### [WHAT THIS TASK INVOLVES]
Please give the entries below again exactly, omitting every picture.

### [GIVEN DATA]

________

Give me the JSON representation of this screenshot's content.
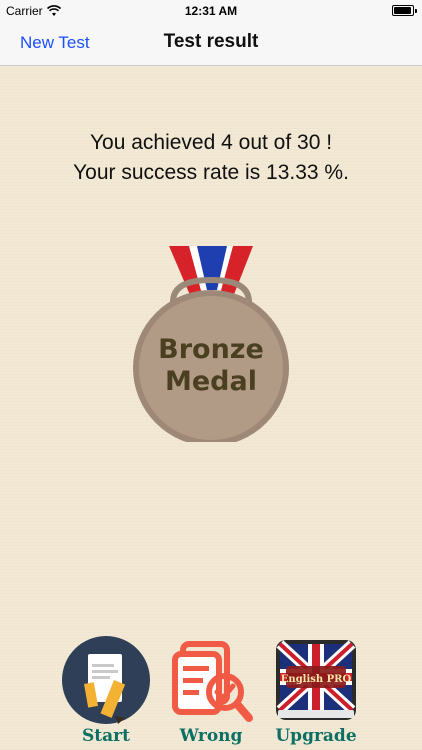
{
  "status_bar": {
    "carrier": "Carrier",
    "time": "12:31 AM"
  },
  "nav": {
    "back_label": "New Test",
    "title": "Test result"
  },
  "result": {
    "line1": "You achieved 4 out of 30 !",
    "line2": "Your success rate is 13.33 %."
  },
  "medal": {
    "line1": "Bronze",
    "line2": "Medal"
  },
  "bottom_actions": [
    {
      "label": "Start",
      "icon": "document-pencil-icon"
    },
    {
      "label": "Wrong",
      "icon": "document-search-icon"
    },
    {
      "label": "Upgrade",
      "icon": "book-uk-flag-icon",
      "book_text": "English PRO"
    }
  ],
  "colors": {
    "accent_link": "#1a4fff",
    "label_teal": "#0b6f63",
    "medal_bronze": "#b29b86"
  }
}
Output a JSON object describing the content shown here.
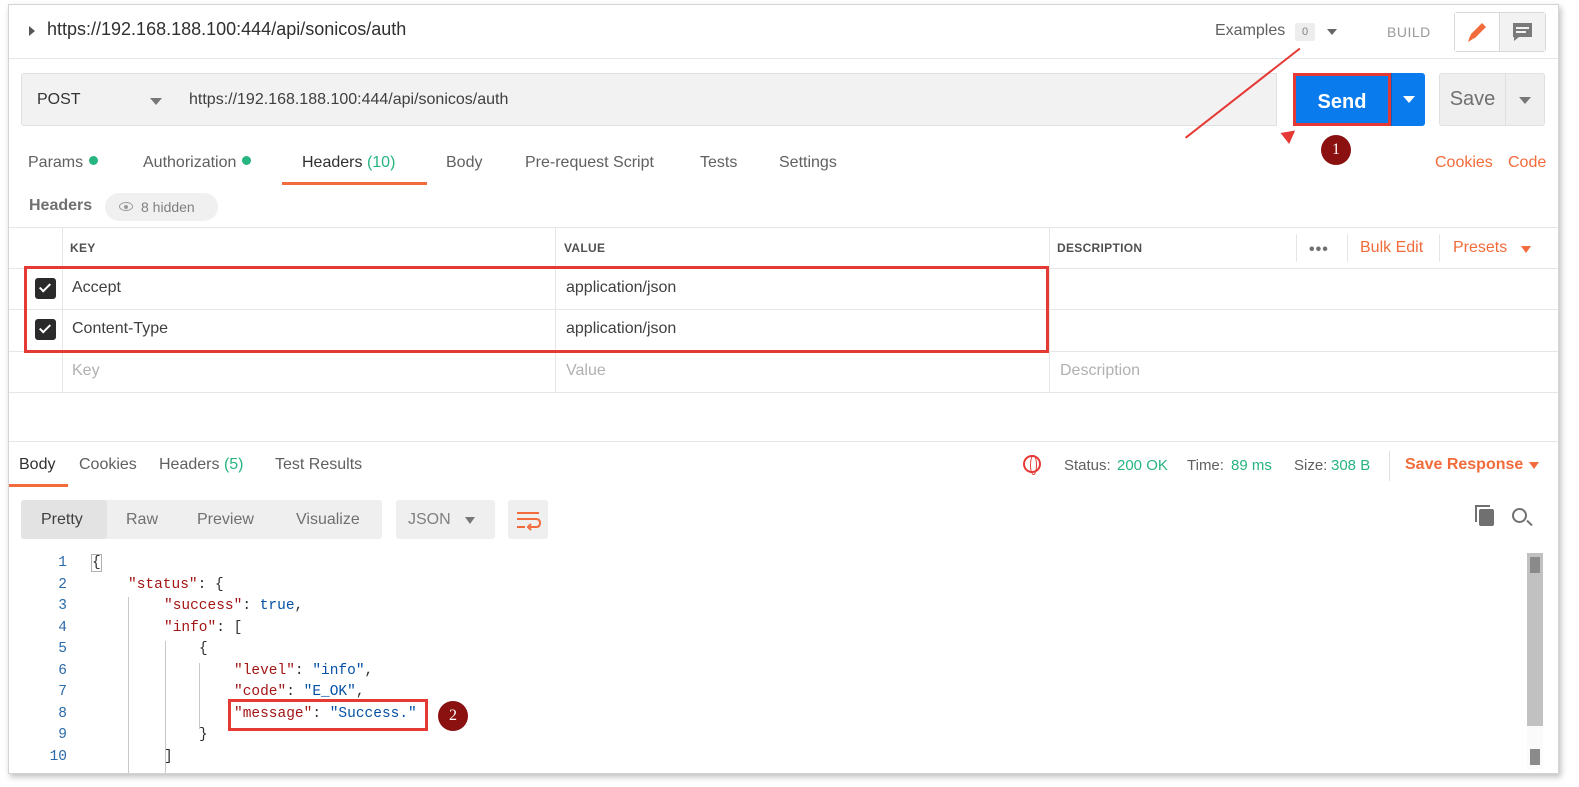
{
  "titlebar": {
    "url": "https://192.168.188.100:444/api/sonicos/auth",
    "examples_label": "Examples",
    "examples_count": "0",
    "build_label": "BUILD"
  },
  "request": {
    "method": "POST",
    "url": "https://192.168.188.100:444/api/sonicos/auth",
    "send_label": "Send",
    "save_label": "Save"
  },
  "annotations": {
    "one": "1",
    "two": "2"
  },
  "tabs": {
    "params": "Params",
    "authorization": "Authorization",
    "headers": "Headers",
    "headers_count": "(10)",
    "body": "Body",
    "pre_request": "Pre-request Script",
    "tests": "Tests",
    "settings": "Settings",
    "cookies_link": "Cookies",
    "code_link": "Code"
  },
  "headers_section": {
    "title": "Headers",
    "hidden": "8 hidden",
    "columns": {
      "key": "KEY",
      "value": "VALUE",
      "description": "DESCRIPTION"
    },
    "bulk_edit": "Bulk Edit",
    "presets": "Presets",
    "rows": [
      {
        "key": "Accept",
        "value": "application/json",
        "checked": true
      },
      {
        "key": "Content-Type",
        "value": "application/json",
        "checked": true
      }
    ],
    "placeholders": {
      "key": "Key",
      "value": "Value",
      "description": "Description"
    }
  },
  "response": {
    "tabs": {
      "body": "Body",
      "cookies": "Cookies",
      "headers": "Headers",
      "headers_count": "(5)",
      "test_results": "Test Results"
    },
    "status_label": "Status:",
    "status_value": "200 OK",
    "time_label": "Time:",
    "time_value": "89 ms",
    "size_label": "Size:",
    "size_value": "308 B",
    "save_response": "Save Response",
    "formats": {
      "pretty": "Pretty",
      "raw": "Raw",
      "preview": "Preview",
      "visualize": "Visualize"
    },
    "language": "JSON"
  },
  "code": {
    "line_numbers": [
      "1",
      "2",
      "3",
      "4",
      "5",
      "6",
      "7",
      "8",
      "9",
      "10"
    ],
    "tokens": {
      "status": "\"status\"",
      "success": "\"success\"",
      "true": "true",
      "info": "\"info\"",
      "level": "\"level\"",
      "level_val": "\"info\"",
      "code": "\"code\"",
      "code_val": "\"E_OK\"",
      "message": "\"message\"",
      "message_val": "\"Success.\""
    }
  },
  "colors": {
    "send_blue": "#097bed",
    "accent_orange": "#f26b3a",
    "status_green": "#26b47f",
    "annotation_red": "#e53935",
    "badge_dark_red": "#8b1010"
  },
  "icons": [
    "caret-right-icon",
    "pencil-icon",
    "comment-icon",
    "eye-icon",
    "checkbox-icon",
    "globe-warning-icon",
    "wrap-lines-icon",
    "copy-icon",
    "search-icon"
  ]
}
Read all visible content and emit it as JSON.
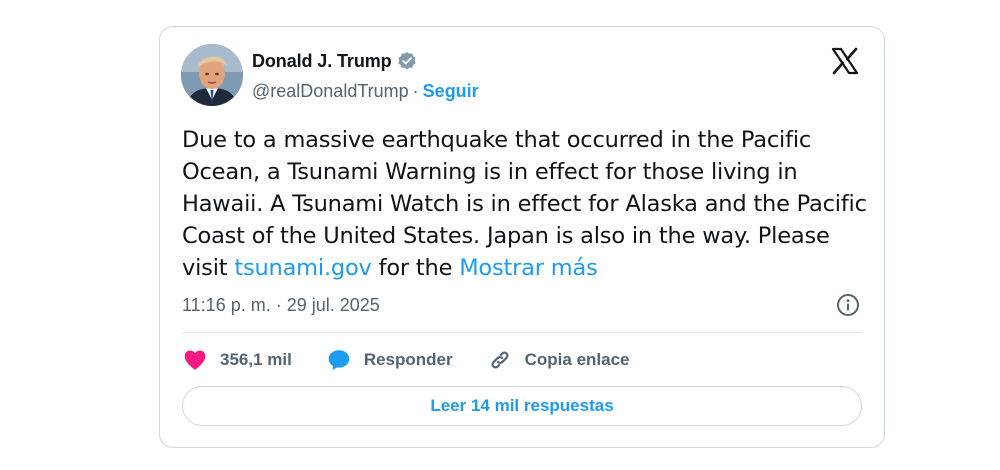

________

### [PROBLEM SOLUTION]
Give me the JSON representation of this screenshot's content.
{
  "status_bar": {
    "carrier": "Carrier",
    "time": "12:31 AM"
  },
  "nav": {
    "back_label": "New Test",
    "title": "Test result"
  },
  "result": {
    "line1": "You achieved 4 out of 30 !",
    "line2": "Your success rate is 13.33 %."
  },
  "medal": {
    "line1": "Bronze",
    "line2": "Medal"
  },
  "bottom_actions": [
    {
      "label": "Start",
      "icon": "document-pencil-icon"
    },
    {
      "label": "Wrong",
      "icon": "document-search-icon"
    },
    {
      "label": "Upgrade",
      "icon": "book-uk-flag-icon",
      "book_text": "English PRO"
    }
  ],
  "colors": {
    "accent_link": "#1a4fff",
    "label_teal": "#0b6f63",
    "medal_bronze": "#b29b86"
  }
}
Output a JSON object describing the content shown here.
{
  "titlebar": {
    "url": "https://192.168.188.100:444/api/sonicos/auth",
    "examples_label": "Examples",
    "examples_count": "0",
    "build_label": "BUILD"
  },
  "request": {
    "method": "POST",
    "url": "https://192.168.188.100:444/api/sonicos/auth",
    "send_label": "Send",
    "save_label": "Save"
  },
  "annotations": {
    "one": "1",
    "two": "2"
  },
  "tabs": {
    "params": "Params",
    "authorization": "Authorization",
    "headers": "Headers",
    "headers_count": "(10)",
    "body": "Body",
    "pre_request": "Pre-request Script",
    "tests": "Tests",
    "settings": "Settings",
    "cookies_link": "Cookies",
    "code_link": "Code"
  },
  "headers_section": {
    "title": "Headers",
    "hidden": "8 hidden",
    "columns": {
      "key": "KEY",
      "value": "VALUE",
      "description": "DESCRIPTION"
    },
    "bulk_edit": "Bulk Edit",
    "presets": "Presets",
    "rows": [
      {
        "key": "Accept",
        "value": "application/json",
        "checked": true
      },
      {
        "key": "Content-Type",
        "value": "application/json",
        "checked": true
      }
    ],
    "placeholders": {
      "key": "Key",
      "value": "Value",
      "description": "Description"
    }
  },
  "response": {
    "tabs": {
      "body": "Body",
      "cookies": "Cookies",
      "headers": "Headers",
      "headers_count": "(5)",
      "test_results": "Test Results"
    },
    "status_label": "Status:",
    "status_value": "200 OK",
    "time_label": "Time:",
    "time_value": "89 ms",
    "size_label": "Size:",
    "size_value": "308 B",
    "save_response": "Save Response",
    "formats": {
      "pretty": "Pretty",
      "raw": "Raw",
      "preview": "Preview",
      "visualize": "Visualize"
    },
    "language": "JSON"
  },
  "code": {
    "line_numbers": [
      "1",
      "2",
      "3",
      "4",
      "5",
      "6",
      "7",
      "8",
      "9",
      "10"
    ],
    "tokens": {
      "status": "\"status\"",
      "success": "\"success\"",
      "true": "true",
      "info": "\"info\"",
      "level": "\"level\"",
      "level_val": "\"info\"",
      "code": "\"code\"",
      "code_val": "\"E_OK\"",
      "message": "\"message\"",
      "message_val": "\"Success.\""
    }
  },
  "colors": {
    "send_blue": "#097bed",
    "accent_orange": "#f26b3a",
    "status_green": "#26b47f",
    "annotation_red": "#e53935",
    "badge_dark_red": "#8b1010"
  },
  "icons": [
    "caret-right-icon",
    "pencil-icon",
    "comment-icon",
    "eye-icon",
    "checkbox-icon",
    "globe-warning-icon",
    "wrap-lines-icon",
    "copy-icon",
    "search-icon"
  ]
}
Read all visible content and emit it as JSON.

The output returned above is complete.